The death of Freddie Mac's acting chief financial officer heightens the turmoil at Freddie fre and Fannie Mae fnmat a critical time when the two housing-finance giants are assuming larger roles in the Obama administration's housing rescue program.
David Kellermann, who became Freddie's CFO when the government took over Freddie and Fannie in September, was found dead Wednesday.
Both institutions have lost the CEOs the government installed last fall and have seen other high-level executive departures.
Paul Miller, analyst at FBR Capital Markets, said a reason for the departures is that those who had taken on high-profile positions after the government takeovers believed the agencies would be spun off in a year.
The federal conservatorships have meant less control, lower salaries and public criticism of executive bonuses. In April, the agencies came under fire for their plans to pay $210 million in retention bonuses to employees.
"A lot of people who had been attracted there had thought it would be a year and they'd be public companies," Miller said. "Instead, it's a political land mine."
The two institutions also face the heavy burden of resuscitating the housing market. Under the Obama rescue plan, both agencies have been directed to modify millions of home loans and provide up to 5 million loan refinancings.
Fannie and Freddie hold or guarantee about half of the mortgages in the USA. They play a critical role in funding the mortgage market by buying mortgages made by banks and bundling them into securities to sell to investors.
But as more mortgages have defaulted, their losses have grown.

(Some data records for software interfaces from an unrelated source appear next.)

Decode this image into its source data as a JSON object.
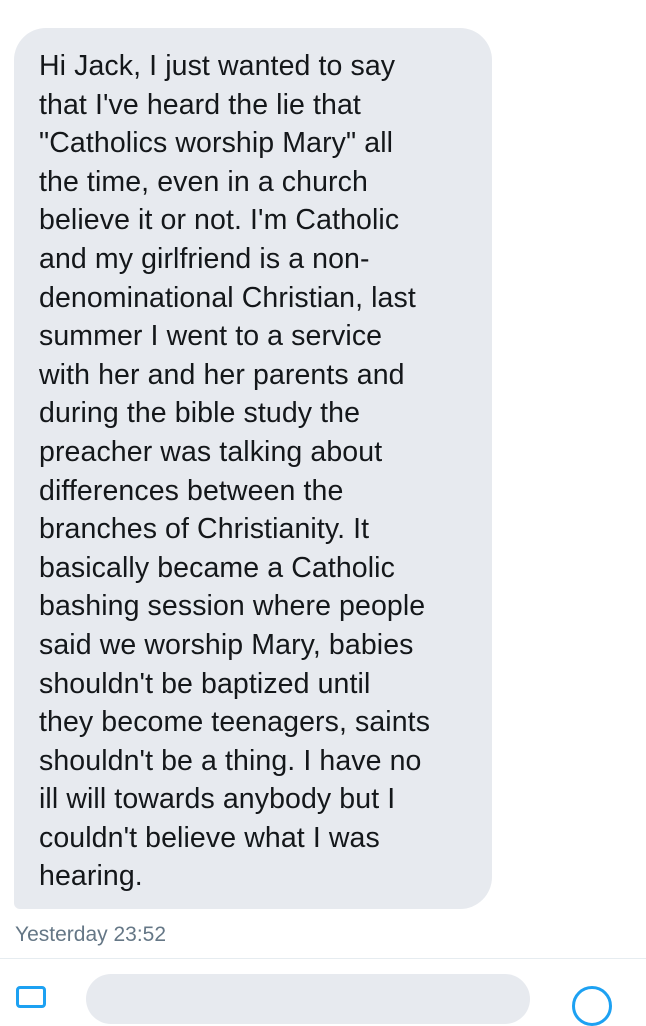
{
  "message": {
    "lines": [
      "Hi Jack, I just wanted to say",
      "that I've heard the lie that",
      "\"Catholics worship Mary\" all",
      "the time, even in a church",
      "believe it or not. I'm Catholic",
      "and my girlfriend is a non-",
      "denominational Christian, last",
      "summer I went to a service",
      "with her and her parents and",
      "during the bible study the",
      "preacher was talking about",
      "differences between the",
      "branches of Christianity. It",
      "basically became a Catholic",
      "bashing session where people",
      "said we worship Mary, babies",
      "shouldn't be baptized until",
      "they become teenagers, saints",
      "shouldn't be a thing. I have no",
      "ill will towards anybody but I",
      "couldn't believe what I was",
      "hearing."
    ],
    "timestamp": "Yesterday 23:52"
  },
  "composer": {
    "left_icon": "media-icon",
    "right_icon": "emoji-icon"
  },
  "colors": {
    "bubble_background": "#e7eaef",
    "text": "#14171a",
    "timestamp": "#657786",
    "accent": "#1da1f2"
  }
}
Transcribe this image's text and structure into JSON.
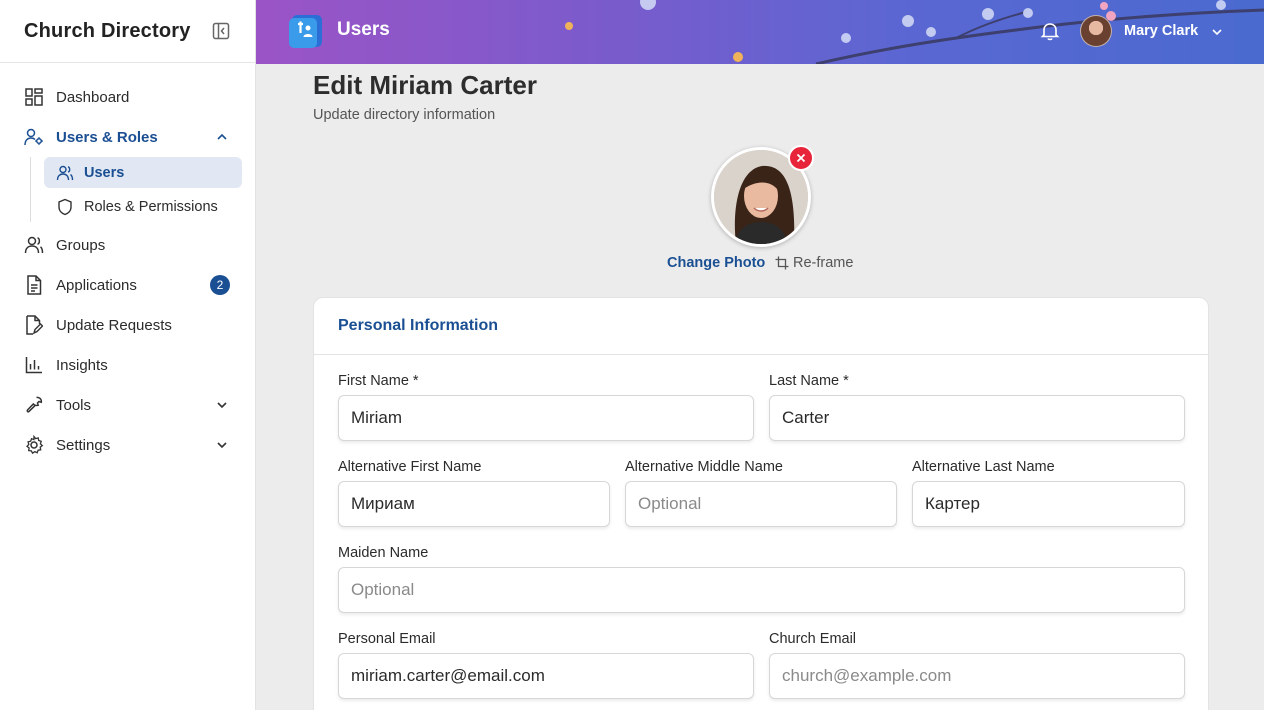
{
  "sidebar": {
    "title": "Church Directory",
    "items": [
      {
        "label": "Dashboard"
      },
      {
        "label": "Users & Roles"
      },
      {
        "label": "Groups"
      },
      {
        "label": "Applications",
        "badge": "2"
      },
      {
        "label": "Update Requests"
      },
      {
        "label": "Insights"
      },
      {
        "label": "Tools"
      },
      {
        "label": "Settings"
      }
    ],
    "subitems": [
      {
        "label": "Users"
      },
      {
        "label": "Roles & Permissions"
      }
    ]
  },
  "header": {
    "title": "Users",
    "user_name": "Mary Clark"
  },
  "page": {
    "title": "Edit Miriam Carter",
    "subtitle": "Update directory information",
    "change_photo": "Change Photo",
    "reframe": "Re-frame"
  },
  "card": {
    "title": "Personal Information",
    "fields": {
      "first_name": {
        "label": "First Name *",
        "value": "Miriam"
      },
      "last_name": {
        "label": "Last Name *",
        "value": "Carter"
      },
      "alt_first": {
        "label": "Alternative First Name",
        "value": "Мириам"
      },
      "alt_middle": {
        "label": "Alternative Middle Name",
        "placeholder": "Optional"
      },
      "alt_last": {
        "label": "Alternative Last Name",
        "value": "Картер"
      },
      "maiden": {
        "label": "Maiden Name",
        "placeholder": "Optional"
      },
      "personal_email": {
        "label": "Personal Email",
        "value": "miriam.carter@email.com"
      },
      "church_email": {
        "label": "Church Email",
        "placeholder": "church@example.com"
      }
    }
  },
  "colors": {
    "accent": "#1b4f93",
    "danger": "#e8243b"
  }
}
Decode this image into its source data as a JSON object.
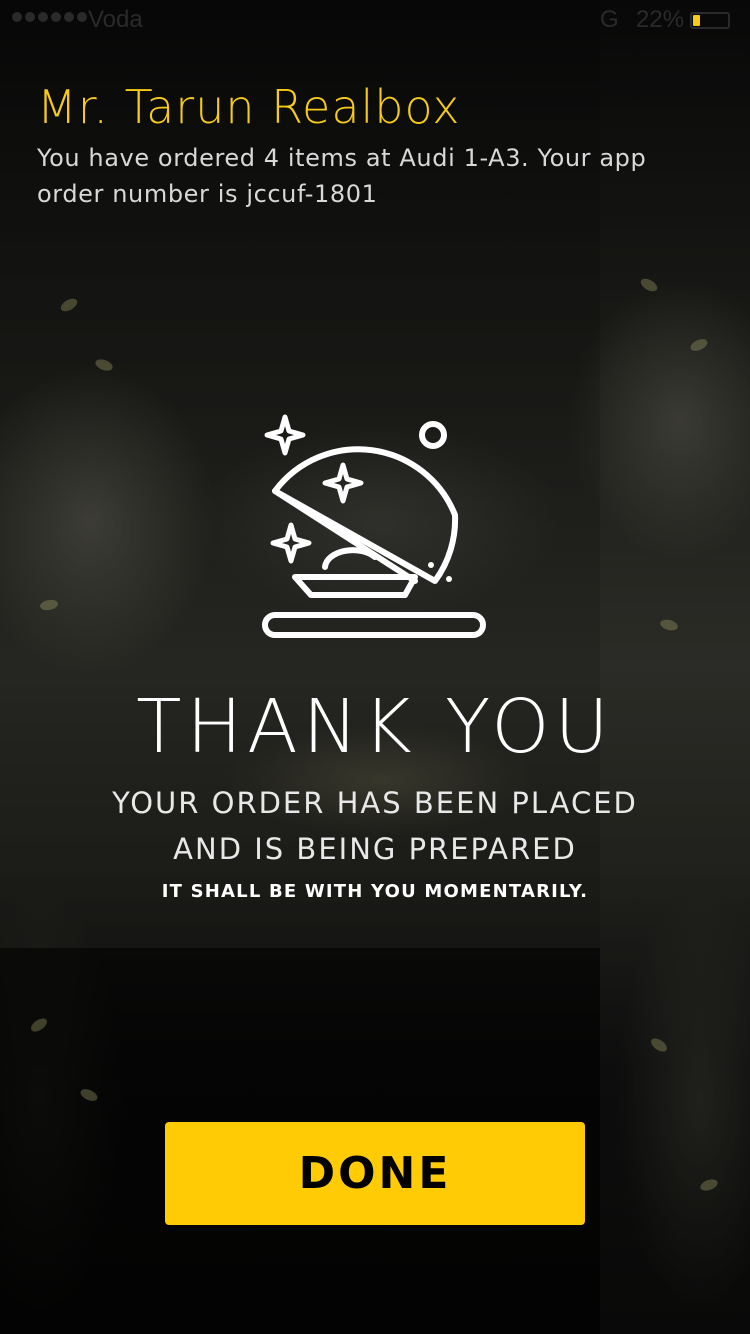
{
  "status_bar": {
    "carrier": "Voda",
    "network": "G",
    "battery_percent": "22%",
    "battery_level": 0.22,
    "signal_dots": 6
  },
  "order": {
    "customer_name": "Mr. Tarun Realbox",
    "message": "You have ordered 4 items at Audi 1-A3. Your app order number is jccuf-1801"
  },
  "confirmation": {
    "icon": "cloche-icon",
    "heading": "THANK YOU",
    "line1": "YOUR ORDER HAS BEEN PLACED",
    "line2": "AND IS BEING PREPARED",
    "note": "IT SHALL BE WITH YOU MOMENTARILY."
  },
  "actions": {
    "done_label": "DONE"
  },
  "colors": {
    "accent": "#ffcb05",
    "name": "#f7cb18",
    "text": "#ffffff",
    "background": "#000000"
  }
}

The government has thrown them some financial lifelines. It has pledged up to $200 billion to each of them and has invested nearly $60 billion in their preferred shares since September.
Both agencies have said they may need more help. In March, Freddie announced a fourth-quarter loss of $23.9 billion. It has received about $45 billion in federal aid.

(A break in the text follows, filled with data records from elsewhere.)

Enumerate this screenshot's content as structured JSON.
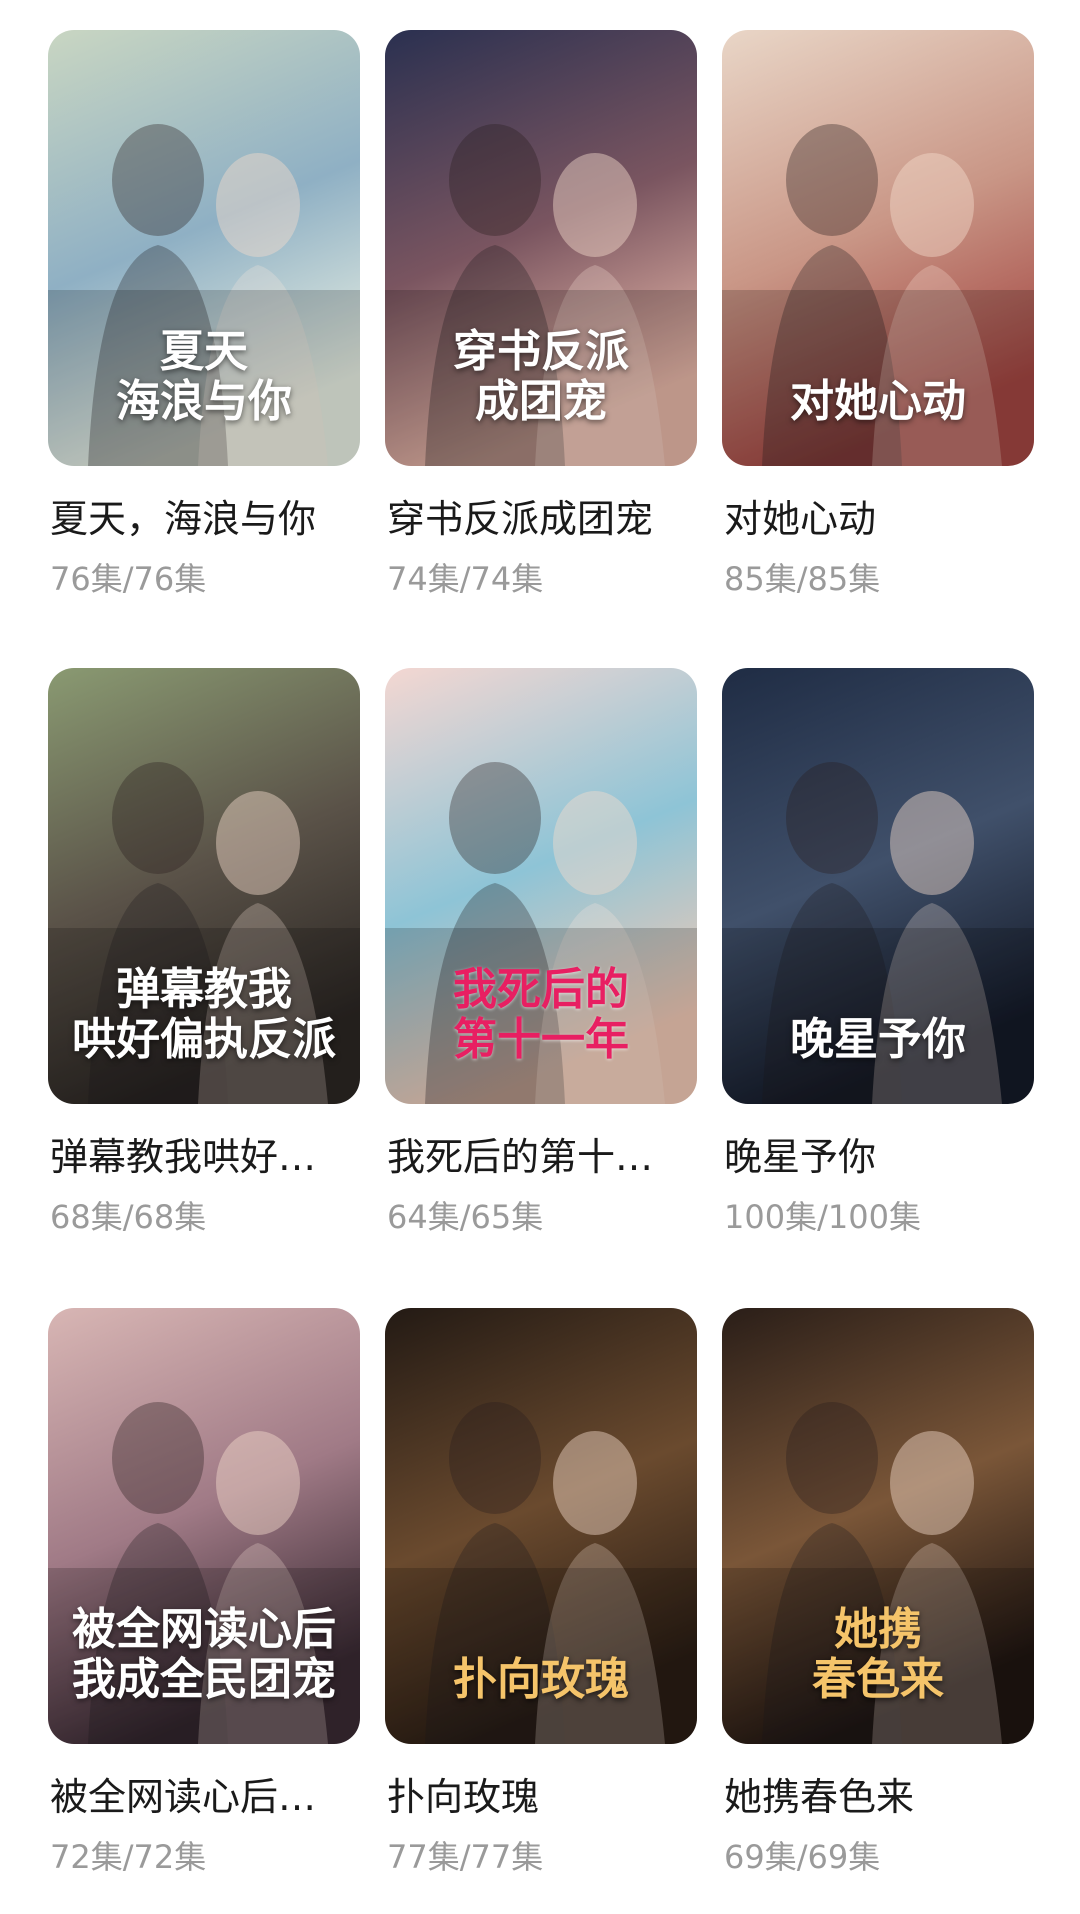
{
  "dramas": [
    {
      "name": "夏天，海浪与你",
      "count": "76集/76集",
      "poster_text": "夏天\n海浪与你",
      "style": "light",
      "icon": "drama-poster-1",
      "colors": {
        "top": "#c9d6c2",
        "mid": "#8fb0c4",
        "bottom": "#e8efe3"
      }
    },
    {
      "name": "穿书反派成团宠",
      "count": "74集/74集",
      "poster_text": "穿书反派\n成团宠",
      "style": "light",
      "icon": "drama-poster-2",
      "colors": {
        "top": "#2a3050",
        "mid": "#7a5560",
        "bottom": "#e7b7a8"
      }
    },
    {
      "name": "对她心动",
      "count": "85集/85集",
      "poster_text": "对她心动",
      "style": "light",
      "icon": "drama-poster-3",
      "colors": {
        "top": "#e9d6c7",
        "mid": "#c99686",
        "bottom": "#a34642"
      }
    },
    {
      "name": "弹幕教我哄好…",
      "count": "68集/68集",
      "poster_text": "弹幕教我\n哄好偏执反派",
      "style": "light",
      "icon": "drama-poster-4",
      "colors": {
        "top": "#8a9a72",
        "mid": "#5a5248",
        "bottom": "#2b2623"
      }
    },
    {
      "name": "我死后的第十…",
      "count": "64集/65集",
      "poster_text": "我死后的\n第十一年",
      "style": "pink",
      "icon": "drama-poster-5",
      "colors": {
        "top": "#f4d7d2",
        "mid": "#8ec4d6",
        "bottom": "#f1c9b5"
      }
    },
    {
      "name": "晚星予你",
      "count": "100集/100集",
      "poster_text": "晚星予你",
      "style": "light",
      "icon": "drama-poster-6",
      "colors": {
        "top": "#1f2c44",
        "mid": "#40506a",
        "bottom": "#141a28"
      }
    },
    {
      "name": "被全网读心后…",
      "count": "72集/72集",
      "poster_text": "被全网读心后\n我成全民团宠",
      "style": "light",
      "icon": "drama-poster-7",
      "colors": {
        "top": "#d8b6b4",
        "mid": "#a07a86",
        "bottom": "#3a2a33"
      }
    },
    {
      "name": "扑向玫瑰",
      "count": "77集/77集",
      "poster_text": "扑向玫瑰",
      "style": "gold",
      "icon": "drama-poster-8",
      "colors": {
        "top": "#231a14",
        "mid": "#6a4a2e",
        "bottom": "#2a1d14"
      }
    },
    {
      "name": "她携春色来",
      "count": "69集/69集",
      "poster_text": "她携\n春色来",
      "style": "gold",
      "icon": "drama-poster-9",
      "colors": {
        "top": "#2a1e18",
        "mid": "#7a5638",
        "bottom": "#1f1511"
      }
    }
  ]
}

In addition, the Justice Department and the Securities and Exchange Commission have been investigating accounting, disclosure and corporate governance issues at Freddie since late last year. The SEC issued subpoenas for certain Freddie Mac documents in January and February, the company said in recent securities filings.

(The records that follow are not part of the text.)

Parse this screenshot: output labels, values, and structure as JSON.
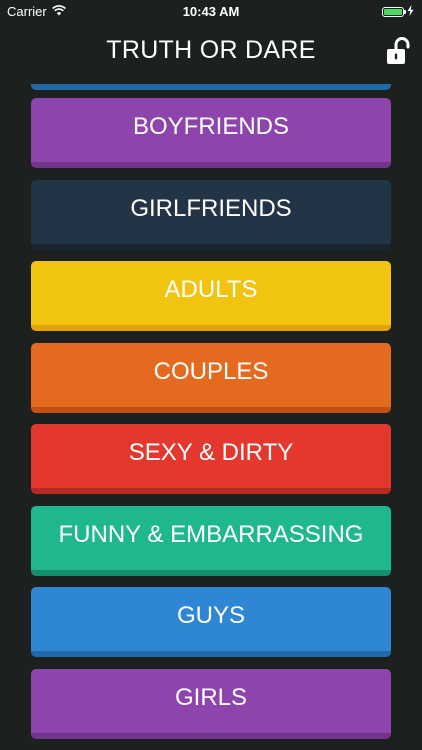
{
  "status_bar": {
    "carrier": "Carrier",
    "time": "10:43 AM",
    "battery_level": 1.0,
    "battery_color": "#4cd964"
  },
  "nav": {
    "title": "TRUTH OR DARE",
    "lock_icon": "unlocked-padlock-icon"
  },
  "categories": [
    {
      "label": "BOYFRIENDS",
      "color": "#8e44ad",
      "shadow": "#71348a"
    },
    {
      "label": "GIRLFRIENDS",
      "color": "#243447",
      "shadow": "#1a2633"
    },
    {
      "label": "ADULTS",
      "color": "#f1c40f",
      "shadow": "#e3a20d"
    },
    {
      "label": "COUPLES",
      "color": "#e46a1f",
      "shadow": "#c24f14"
    },
    {
      "label": "SEXY & DIRTY",
      "color": "#e4382f",
      "shadow": "#b52a23"
    },
    {
      "label": "FUNNY & EMBARRASSING",
      "color": "#1fb78e",
      "shadow": "#178d6e"
    },
    {
      "label": "GUYS",
      "color": "#2e86d4",
      "shadow": "#216aa8"
    },
    {
      "label": "GIRLS",
      "color": "#8e44ad",
      "shadow": "#71348a"
    }
  ]
}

Freddie's top leadership has changed repeatedly since fall. The government ousted Freddie Mac CEO Richard Syron in September and his replacement, David Moffett, resigned last month. John Koskinen, a board member, was named interim CEO.
James Lockhart, director of the Federal Housing Finance Agency, which regulates Fannie and Freddie, said a search is underway for a CEO and CFO.
This month, Fannie Mae appointed Michael Williams, its former chief operating officer, as CEO, succeeding Herbert Allison, who has been nominated for a Treasury position overseeing the financial bailout program.